Nothing in the entries below may be altered; print them as they stand.

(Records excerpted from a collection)
━━━━━━━━

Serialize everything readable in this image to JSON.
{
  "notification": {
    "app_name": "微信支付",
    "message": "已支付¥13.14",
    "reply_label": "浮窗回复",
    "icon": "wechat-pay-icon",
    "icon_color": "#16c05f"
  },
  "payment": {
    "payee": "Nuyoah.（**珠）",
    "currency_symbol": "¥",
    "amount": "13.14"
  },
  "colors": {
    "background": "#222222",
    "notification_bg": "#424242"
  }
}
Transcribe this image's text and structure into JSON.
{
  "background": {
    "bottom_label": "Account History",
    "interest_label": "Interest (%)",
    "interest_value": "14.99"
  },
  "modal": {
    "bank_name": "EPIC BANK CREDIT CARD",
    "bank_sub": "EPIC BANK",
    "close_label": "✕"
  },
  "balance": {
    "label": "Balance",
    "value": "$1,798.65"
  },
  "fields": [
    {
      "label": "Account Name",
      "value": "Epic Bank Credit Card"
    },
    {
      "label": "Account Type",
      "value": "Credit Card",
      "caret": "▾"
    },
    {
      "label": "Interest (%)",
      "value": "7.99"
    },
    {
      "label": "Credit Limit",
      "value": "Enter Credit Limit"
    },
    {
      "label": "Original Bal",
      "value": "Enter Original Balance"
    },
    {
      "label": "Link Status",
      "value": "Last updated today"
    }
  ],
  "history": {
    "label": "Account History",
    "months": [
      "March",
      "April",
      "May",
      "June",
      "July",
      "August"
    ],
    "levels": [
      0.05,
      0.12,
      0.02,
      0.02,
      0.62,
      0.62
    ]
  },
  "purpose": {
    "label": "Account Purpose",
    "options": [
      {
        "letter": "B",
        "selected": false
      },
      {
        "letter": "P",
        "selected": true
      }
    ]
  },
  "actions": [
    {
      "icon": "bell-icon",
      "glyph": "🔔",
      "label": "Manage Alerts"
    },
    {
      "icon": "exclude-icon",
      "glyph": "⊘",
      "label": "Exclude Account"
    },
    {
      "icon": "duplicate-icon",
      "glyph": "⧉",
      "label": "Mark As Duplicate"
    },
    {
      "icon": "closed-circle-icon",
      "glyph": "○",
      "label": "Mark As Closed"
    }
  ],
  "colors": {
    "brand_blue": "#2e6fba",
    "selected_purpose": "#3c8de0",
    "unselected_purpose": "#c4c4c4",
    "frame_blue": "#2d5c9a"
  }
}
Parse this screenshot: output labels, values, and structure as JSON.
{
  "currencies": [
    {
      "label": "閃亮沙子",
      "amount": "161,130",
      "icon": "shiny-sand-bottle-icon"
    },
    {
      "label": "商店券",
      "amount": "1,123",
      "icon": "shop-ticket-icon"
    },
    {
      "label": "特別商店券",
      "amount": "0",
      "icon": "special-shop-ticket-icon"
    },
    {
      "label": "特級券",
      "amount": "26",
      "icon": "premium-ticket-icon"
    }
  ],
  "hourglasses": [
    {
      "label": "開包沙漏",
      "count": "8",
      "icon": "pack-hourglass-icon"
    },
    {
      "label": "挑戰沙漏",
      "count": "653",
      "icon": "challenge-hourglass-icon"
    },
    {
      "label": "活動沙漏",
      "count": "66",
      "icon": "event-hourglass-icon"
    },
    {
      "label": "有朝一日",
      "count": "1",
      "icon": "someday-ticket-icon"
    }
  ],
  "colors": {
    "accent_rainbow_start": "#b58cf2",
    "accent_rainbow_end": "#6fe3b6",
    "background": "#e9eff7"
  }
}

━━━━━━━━

Answer ::
Serialize everything readable in this image to JSON.
{
  "notification": {
    "app_name": "微信支付",
    "message": "已支付¥13.14",
    "reply_label": "浮窗回复",
    "icon": "wechat-pay-icon",
    "icon_color": "#16c05f"
  },
  "payment": {
    "payee": "Nuyoah.（**珠）",
    "currency_symbol": "¥",
    "amount": "13.14"
  },
  "colors": {
    "background": "#222222",
    "notification_bg": "#424242"
  }
}
Transcribe this image's text and structure into JSON.
{
  "background": {
    "bottom_label": "Account History",
    "interest_label": "Interest (%)",
    "interest_value": "14.99"
  },
  "modal": {
    "bank_name": "EPIC BANK CREDIT CARD",
    "bank_sub": "EPIC BANK",
    "close_label": "✕"
  },
  "balance": {
    "label": "Balance",
    "value": "$1,798.65"
  },
  "fields": [
    {
      "label": "Account Name",
      "value": "Epic Bank Credit Card"
    },
    {
      "label": "Account Type",
      "value": "Credit Card",
      "caret": "▾"
    },
    {
      "label": "Interest (%)",
      "value": "7.99"
    },
    {
      "label": "Credit Limit",
      "value": "Enter Credit Limit"
    },
    {
      "label": "Original Bal",
      "value": "Enter Original Balance"
    },
    {
      "label": "Link Status",
      "value": "Last updated today"
    }
  ],
  "history": {
    "label": "Account History",
    "months": [
      "March",
      "April",
      "May",
      "June",
      "July",
      "August"
    ],
    "levels": [
      0.05,
      0.12,
      0.02,
      0.02,
      0.62,
      0.62
    ]
  },
  "purpose": {
    "label": "Account Purpose",
    "options": [
      {
        "letter": "B",
        "selected": false
      },
      {
        "letter": "P",
        "selected": true
      }
    ]
  },
  "actions": [
    {
      "icon": "bell-icon",
      "glyph": "🔔",
      "label": "Manage Alerts"
    },
    {
      "icon": "exclude-icon",
      "glyph": "⊘",
      "label": "Exclude Account"
    },
    {
      "icon": "duplicate-icon",
      "glyph": "⧉",
      "label": "Mark As Duplicate"
    },
    {
      "icon": "closed-circle-icon",
      "glyph": "○",
      "label": "Mark As Closed"
    }
  ],
  "colors": {
    "brand_blue": "#2e6fba",
    "selected_purpose": "#3c8de0",
    "unselected_purpose": "#c4c4c4",
    "frame_blue": "#2d5c9a"
  }
}
Parse this screenshot: output labels, values, and structure as JSON.
{
  "currencies": [
    {
      "label": "閃亮沙子",
      "amount": "161,130",
      "icon": "shiny-sand-bottle-icon"
    },
    {
      "label": "商店券",
      "amount": "1,123",
      "icon": "shop-ticket-icon"
    },
    {
      "label": "特別商店券",
      "amount": "0",
      "icon": "special-shop-ticket-icon"
    },
    {
      "label": "特級券",
      "amount": "26",
      "icon": "premium-ticket-icon"
    }
  ],
  "hourglasses": [
    {
      "label": "開包沙漏",
      "count": "8",
      "icon": "pack-hourglass-icon"
    },
    {
      "label": "挑戰沙漏",
      "count": "653",
      "icon": "challenge-hourglass-icon"
    },
    {
      "label": "活動沙漏",
      "count": "66",
      "icon": "event-hourglass-icon"
    },
    {
      "label": "有朝一日",
      "count": "1",
      "icon": "someday-ticket-icon"
    }
  ],
  "colors": {
    "accent_rainbow_start": "#b58cf2",
    "accent_rainbow_end": "#6fe3b6",
    "background": "#e9eff7"
  }
}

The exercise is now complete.